WPD offers new fingerprinting app for children developed by retired TPD detective
When retired Tustin Police Department Det. Chuck Still first joined the juvenile division, he had 66 cases on his desk – half of which were missing kids.
There was one case that became the turning point for his future calling as an app developer. It involved a dozen young girls living in a flop house.
“Every single one of these girls [was] a runway from somewhere,” said Still, adding that though he got their names, they were fake. And they had no IDs.
Without any identification, there was no way to know where they belonged. And because there was no sign of physical harm, they couldn’t be taken into custody.
It’s scenarios like this that really got the thought process going. When he retired in 2007, Still started doing Live Scan electronic fingerprinting, further honing his idea.
“We saw a problem and we started to find a way to fingerprint kids because we do it for adults,” Still said, adding that when he met up with a computer engineer, they set the plan in motion and developed a program that could take fingerprints for children on a touch-less scanner. Kid Print+ was born. “The two of us came up with a way to fingerprint kids that is easy.”
The Westminster Police Department is the first law enforcement agency to sign up with Kid Print+, which launched for the agency at its annual Safety Day this July.
WPD Det. Paul Walker said although ink fingerprinting has been traditionally used for children, it’s not very effective.
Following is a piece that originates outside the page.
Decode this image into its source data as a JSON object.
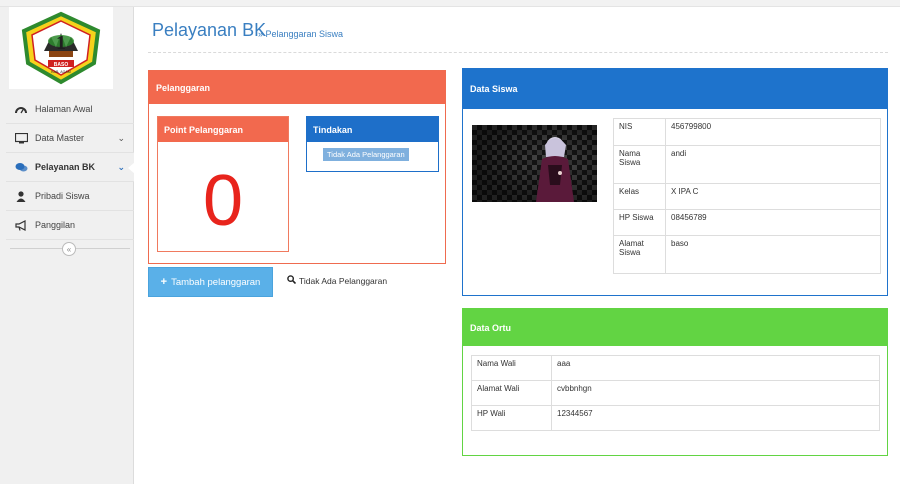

Because children’s fingers are softer than adults, the ink tends to smear during fingerprinting, rendering fingerprint cards virtually unreadable.
“It really doesn’t do a whole lot of good,” Walker said.
Kid Print+ eliminates that problem by using smartphone cameras to photograph the fingerprint for an improved image.
“It works much better,” Still said.
Plus, the app allows parents to add photos of their children and detailed descriptions. If their child goes missing, the information is easily accessible through their account, which parents also can update with recent photos.
At Safety Day, WPD’s explorers scanned more than a couple hundred kids’ fingerprints, which then were emailed to parents so they could store the information and print it out at home. There is no database maintained by the agency for these fingerprints – the parents have complete control of the information.
“They weren’t aware that that technology existed and they were happy that they could have something that could be stored electronically,” said Walker of parents’ positive feedback about the app. “This allows them to have a hard copy and a digital copy at the same time.”
Though currently the scanning is only being offered by the WPD at special events like Safety Day through the explorer program, Walker, who also is lead explorer advisor, would like to expand availability for scanning for the public on a more regular basis.
“It seems to be working very well so far,” Walker said.